Casey Sunday, December 02, 2012
MOG seemed to have the mentality of "build it and they will come." Well they offered buggy products with promised features and fixes that never came, so neither did the people. They seem to have had a hard time getting even non-paying customers. As sad as it is, I think Slacker is on the same path.
Corey Tate - www.spacelab.tv Sunday, December 02, 2012
As someone who runs a web site that features (in part) ads from MOG, and now Townsquare, I was always amazed at how little marketing they did. Casey's comment of "build it and they will come" is right on. I still mention MOG to people and they're mystified to find that MOG, Rdio and Rhapsody even exist. They're all Spotify, Spotify, Spotify -- as if that's the only streaming music site out there.
I was a MOG paid subscriber before I picked up the ads for the Spacelab web site and still use the service today. It's great for streaming, I'm still amazed that they hardly made a dent in the streaming music world.
Visitor Sunday, December 02, 2012
As someone who has subscribed to MOG, they DO have great sound quality and also great customer service. No complaints there. HOWEVER (and this is a big however), their service is as buggy as hell. There are sometimes long gaps in between songs on both their web app and the Windows desktop app and songs also sometimes skip. Gapless playback isnt even on their roadmap. This is from someone who has the latest system specs. I don't care how well it sounds. Just give me simple freaking hassle free playback already. Spotify just works! Simple as that. The only things that worked reasonably well with MOG was their iOS app but that also doesnt have gapless playback. If I was MOG, I would completely redesign the software for more seamless playback.
Casey Monday, December 03, 2012

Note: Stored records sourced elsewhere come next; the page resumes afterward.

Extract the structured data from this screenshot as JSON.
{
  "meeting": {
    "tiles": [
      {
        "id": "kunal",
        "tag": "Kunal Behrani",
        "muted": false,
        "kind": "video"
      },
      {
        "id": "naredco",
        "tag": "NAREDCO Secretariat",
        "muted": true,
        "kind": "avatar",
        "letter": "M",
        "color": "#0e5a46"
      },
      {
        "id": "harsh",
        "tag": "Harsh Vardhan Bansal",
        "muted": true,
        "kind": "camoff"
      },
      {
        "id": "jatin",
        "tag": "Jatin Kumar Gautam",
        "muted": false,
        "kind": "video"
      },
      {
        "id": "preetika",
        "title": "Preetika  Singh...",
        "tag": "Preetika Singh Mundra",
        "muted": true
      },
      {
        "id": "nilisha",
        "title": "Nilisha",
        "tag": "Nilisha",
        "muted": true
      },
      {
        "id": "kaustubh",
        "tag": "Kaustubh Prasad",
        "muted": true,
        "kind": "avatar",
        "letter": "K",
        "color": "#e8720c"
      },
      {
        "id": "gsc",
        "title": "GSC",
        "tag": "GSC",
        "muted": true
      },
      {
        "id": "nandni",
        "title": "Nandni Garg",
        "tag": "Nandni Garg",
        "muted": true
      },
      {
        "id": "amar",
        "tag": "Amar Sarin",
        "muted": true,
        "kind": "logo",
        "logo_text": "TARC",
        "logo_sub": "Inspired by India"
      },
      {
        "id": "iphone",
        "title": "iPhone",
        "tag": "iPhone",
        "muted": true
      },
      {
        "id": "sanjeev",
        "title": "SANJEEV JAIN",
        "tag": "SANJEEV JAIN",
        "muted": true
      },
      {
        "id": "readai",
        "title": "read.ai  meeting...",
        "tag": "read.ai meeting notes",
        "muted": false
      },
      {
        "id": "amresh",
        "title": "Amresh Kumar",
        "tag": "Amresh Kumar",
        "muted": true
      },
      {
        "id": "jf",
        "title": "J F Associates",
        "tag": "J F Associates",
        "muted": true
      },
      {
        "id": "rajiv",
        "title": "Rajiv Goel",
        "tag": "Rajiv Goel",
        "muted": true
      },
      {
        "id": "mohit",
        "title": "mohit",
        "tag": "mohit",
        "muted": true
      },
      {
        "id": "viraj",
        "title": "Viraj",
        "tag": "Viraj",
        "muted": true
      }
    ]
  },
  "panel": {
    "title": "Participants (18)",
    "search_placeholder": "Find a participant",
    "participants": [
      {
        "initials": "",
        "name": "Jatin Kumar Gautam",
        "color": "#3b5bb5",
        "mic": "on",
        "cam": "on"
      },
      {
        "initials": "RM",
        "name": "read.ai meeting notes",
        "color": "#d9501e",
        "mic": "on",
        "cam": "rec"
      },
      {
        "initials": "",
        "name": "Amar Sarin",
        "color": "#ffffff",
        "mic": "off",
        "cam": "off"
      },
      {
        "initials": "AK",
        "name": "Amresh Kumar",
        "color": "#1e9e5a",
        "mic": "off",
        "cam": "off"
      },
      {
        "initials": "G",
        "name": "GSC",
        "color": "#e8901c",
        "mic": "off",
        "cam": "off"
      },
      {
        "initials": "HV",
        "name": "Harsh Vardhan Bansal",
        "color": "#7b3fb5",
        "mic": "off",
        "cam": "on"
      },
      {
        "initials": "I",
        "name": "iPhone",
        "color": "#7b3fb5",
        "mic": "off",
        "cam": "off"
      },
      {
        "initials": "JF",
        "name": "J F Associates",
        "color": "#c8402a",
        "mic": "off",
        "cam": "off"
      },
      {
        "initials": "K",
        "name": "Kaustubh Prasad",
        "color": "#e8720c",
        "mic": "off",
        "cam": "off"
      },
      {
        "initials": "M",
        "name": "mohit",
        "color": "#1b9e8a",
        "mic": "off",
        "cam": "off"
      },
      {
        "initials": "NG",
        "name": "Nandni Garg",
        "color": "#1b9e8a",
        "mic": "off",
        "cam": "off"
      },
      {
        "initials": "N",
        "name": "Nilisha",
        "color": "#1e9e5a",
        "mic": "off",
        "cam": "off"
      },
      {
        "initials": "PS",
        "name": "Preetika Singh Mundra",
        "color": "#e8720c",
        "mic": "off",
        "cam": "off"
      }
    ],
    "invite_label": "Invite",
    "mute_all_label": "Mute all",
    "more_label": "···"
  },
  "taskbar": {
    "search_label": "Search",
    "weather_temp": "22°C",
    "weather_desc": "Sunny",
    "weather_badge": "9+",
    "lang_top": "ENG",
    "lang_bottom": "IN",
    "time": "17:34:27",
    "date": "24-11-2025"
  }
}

I subscribed for quite a while too. And I liked it. But while I was there, they never fixed the ~20-30 second load time on the new player. That was very annoying. And the buffering technology they used in general was rather poor if you watched it on traffic monitoring software. Instead of loading the whole song at once, it loaded it in little increments. Most companies have the song load all at once and it works much better overall. If it loads it in increments, it will even out the traffic, but if you try to use it on a busy business or home connection it is very possible the track will have to stop playing part way through. And it did, and it was annoying. Even when streaming at 128kbps. Rhapsody has never had this problem. The MOG android app was pretty, but not very stable and did not support the kindle fire. All these things finally made me switch to a different company.
David Hyman Monday, December 03, 2012
Great reporting Paul! For the record, the sale was for a total of $26.5million.
paul Monday, December 03, 2012
Just to fill everyone in on the background of this argument (there's a long email thread), David also countered that MOG (the music property) sold for $16.5mm, not $14mm. HTC, the company that purchased MOG, put in writing the amount was $14mm, and also relayed that to the New York Times.
David attempted to have New York Times writer Ben Sisario update the value unsuccessfully (according to David, we have not discussed this with Ben). Sisario was obviously weighing two contradictory pieces of information, and probably decided to side with what was in writing/confirmed by the buyer.
Visitor Monday, December 03, 2012
"the latest to suffer the theft of an unbacked-up laptop is producer Ryan Leslie"
Nah, that's just sharing, Paul. Laptops want to be free.
BN Monday, December 03, 2012
Sorry, Beats should have build something from scratch that part seems obvious. Might be some buyer's remorse going on.